CLEARWATER — Deborah Dunn's life changed dramatically Saturday.
The 58-year-old Clearwater woman had been enjoying her Mustang GT convertible and taking two cruises a year.
Now, she's looking for a minivan and trying to feed six extra mouths.
"I just took custody of my six grandchildren," said Dunn, a mental health technician at Morton Plant Hospital. "I applied for food stamps, but they haven't come through yet. Without this, I would be in big trouble."
She was getting food Monday afternoon at the Religious Community Services Food Bank at 700 Druid Road. Dunn is among an increasing number of residents who are turning to the food pantry, which in turn is in danger of running out of food.
"Our donations are doing rather well," said Kathi Trautwein, RCS director. "But with the economy, we are seeing people who never in their life thought they would have to go to a place like a food bank."
Trautwein said in the past few months, the Food Pantry has serviced 20 first-time families a day. RCS usually averages about 112 families a day but last week that number rose to 152.
"I've seen more tears than I've ever seen since being here," Trautwein said. "They are tears of frustration and gratitude."
RCS is serving 35 percent more people than last year but will likely give the same $2.1 million worth of food for the same period, food bank officials said.
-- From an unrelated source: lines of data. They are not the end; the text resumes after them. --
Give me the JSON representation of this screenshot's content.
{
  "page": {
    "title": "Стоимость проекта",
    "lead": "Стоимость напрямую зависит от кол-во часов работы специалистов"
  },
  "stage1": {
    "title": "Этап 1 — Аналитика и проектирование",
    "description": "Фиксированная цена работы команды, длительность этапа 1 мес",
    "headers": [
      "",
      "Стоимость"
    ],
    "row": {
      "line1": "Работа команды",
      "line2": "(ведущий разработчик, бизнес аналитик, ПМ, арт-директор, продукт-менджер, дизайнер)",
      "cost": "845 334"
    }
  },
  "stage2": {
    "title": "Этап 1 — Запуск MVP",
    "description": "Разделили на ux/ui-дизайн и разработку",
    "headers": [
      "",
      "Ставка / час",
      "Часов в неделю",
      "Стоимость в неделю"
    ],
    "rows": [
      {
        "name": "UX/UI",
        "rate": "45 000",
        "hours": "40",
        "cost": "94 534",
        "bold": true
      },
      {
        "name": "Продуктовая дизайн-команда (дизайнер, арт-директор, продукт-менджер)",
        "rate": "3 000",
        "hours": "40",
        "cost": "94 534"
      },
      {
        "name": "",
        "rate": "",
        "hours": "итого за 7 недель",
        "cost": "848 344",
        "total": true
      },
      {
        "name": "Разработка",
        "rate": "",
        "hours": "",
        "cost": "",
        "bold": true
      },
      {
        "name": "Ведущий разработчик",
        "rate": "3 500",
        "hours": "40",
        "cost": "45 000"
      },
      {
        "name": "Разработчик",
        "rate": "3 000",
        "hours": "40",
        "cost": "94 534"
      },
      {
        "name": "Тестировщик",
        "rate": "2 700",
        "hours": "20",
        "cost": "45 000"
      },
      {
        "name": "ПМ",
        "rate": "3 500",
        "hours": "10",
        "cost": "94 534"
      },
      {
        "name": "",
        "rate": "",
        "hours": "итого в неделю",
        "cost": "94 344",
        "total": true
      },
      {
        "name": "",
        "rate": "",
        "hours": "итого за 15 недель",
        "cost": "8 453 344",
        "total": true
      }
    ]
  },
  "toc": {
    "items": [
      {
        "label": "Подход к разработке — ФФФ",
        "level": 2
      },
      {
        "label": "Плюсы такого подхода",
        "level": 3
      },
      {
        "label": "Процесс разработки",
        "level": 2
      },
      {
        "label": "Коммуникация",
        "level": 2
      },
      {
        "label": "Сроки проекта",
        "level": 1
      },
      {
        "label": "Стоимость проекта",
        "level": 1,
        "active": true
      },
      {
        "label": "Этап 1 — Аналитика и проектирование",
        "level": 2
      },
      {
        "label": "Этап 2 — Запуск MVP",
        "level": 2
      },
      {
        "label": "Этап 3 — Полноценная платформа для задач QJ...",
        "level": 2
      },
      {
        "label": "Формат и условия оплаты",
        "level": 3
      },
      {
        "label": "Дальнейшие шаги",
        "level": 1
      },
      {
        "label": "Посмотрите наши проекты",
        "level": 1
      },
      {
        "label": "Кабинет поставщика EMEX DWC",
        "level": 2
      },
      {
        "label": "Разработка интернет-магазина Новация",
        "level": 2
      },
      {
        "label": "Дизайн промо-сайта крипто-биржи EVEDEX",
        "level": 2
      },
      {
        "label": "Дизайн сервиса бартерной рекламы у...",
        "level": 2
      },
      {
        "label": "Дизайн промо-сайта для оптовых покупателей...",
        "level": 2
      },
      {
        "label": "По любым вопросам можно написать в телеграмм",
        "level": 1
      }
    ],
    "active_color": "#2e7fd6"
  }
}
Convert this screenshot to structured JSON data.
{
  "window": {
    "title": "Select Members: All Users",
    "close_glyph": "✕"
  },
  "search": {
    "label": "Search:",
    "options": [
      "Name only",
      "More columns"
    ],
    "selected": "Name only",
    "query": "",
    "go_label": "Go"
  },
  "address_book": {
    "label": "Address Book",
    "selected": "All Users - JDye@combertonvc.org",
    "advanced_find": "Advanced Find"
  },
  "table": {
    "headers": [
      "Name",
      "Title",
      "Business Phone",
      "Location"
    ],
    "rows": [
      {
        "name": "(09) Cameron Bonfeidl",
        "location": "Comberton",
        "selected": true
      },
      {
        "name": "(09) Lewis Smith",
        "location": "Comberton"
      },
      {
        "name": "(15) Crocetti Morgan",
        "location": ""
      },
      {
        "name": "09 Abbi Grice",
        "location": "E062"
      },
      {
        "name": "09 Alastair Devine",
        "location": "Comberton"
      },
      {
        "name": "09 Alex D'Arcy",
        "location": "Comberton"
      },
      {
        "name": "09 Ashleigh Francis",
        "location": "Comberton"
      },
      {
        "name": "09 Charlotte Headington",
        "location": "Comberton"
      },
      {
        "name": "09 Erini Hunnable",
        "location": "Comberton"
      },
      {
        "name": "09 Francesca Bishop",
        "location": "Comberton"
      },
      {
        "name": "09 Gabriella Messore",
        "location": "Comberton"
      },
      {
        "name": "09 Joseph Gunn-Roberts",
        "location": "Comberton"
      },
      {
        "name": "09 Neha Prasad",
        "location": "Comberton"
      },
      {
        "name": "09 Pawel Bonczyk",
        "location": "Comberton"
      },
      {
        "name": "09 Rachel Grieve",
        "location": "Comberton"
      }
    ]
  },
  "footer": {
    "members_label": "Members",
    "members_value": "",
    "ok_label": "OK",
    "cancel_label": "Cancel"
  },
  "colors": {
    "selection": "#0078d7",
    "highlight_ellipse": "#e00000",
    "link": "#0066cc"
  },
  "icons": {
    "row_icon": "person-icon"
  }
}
The organization is serving 100 percent more people than it did two years ago.
"Right now, the biggest problem is having enough food for all the people coming to us," said Duggan Cooley, RCS president. "We are right at the cusp of meeting the demand. We are having to give people a little less than we did."
RCS got a little reprieve Monday. The organization received $12,500 from the Emergency Food and Shelter Program, which is part of the federal government's stimulus package. But that money will purchase only enough food for about a week, Trautwein said.
At one time, the metal bins and shelves in the RCS warehouse were overflowing with cans of spaghetti sauce, noodles, canned fruits and vegetables, and jars of peanut butter. Now, workers are asking if they should put one can of soup in a bag instead of the usual two.
With the RCS Food Bank, no one is turned down. A family is given enough food to last three to four days. The amount is determined by the size of the family.
The Food Bank has been providing food to the Pinellas County's needy for about 27 years.
James Whitlatch, 47, of Dunedin is one of those people.
"Every little bit helps," he said as he loaded his car with groceries. "With the economy the way it is, RCS is very important."
Dunn, who works third shift at the hospital, is one of those who never imagined she would have to come to a food pantry for help. But her grandchildren, ranging in ages from 1 to 13, had been separated in Tennessee foster homes. When she heard they were up for adoption, Dunn applied for custody.
She brought them back to Clearwater on Saturday.
"I called 211 for help and they told me about this place," Dunn said as she loaded food into the Mustang while several of the children climbed into the convertible. "I called this morning. The cupboards are bare."
In the bags of groceries is a chocolate frosted birthday cake. Two of the children have birthdays this month.
Demorris A. Lee can be reached at (727) 445-4174 or email@example.com.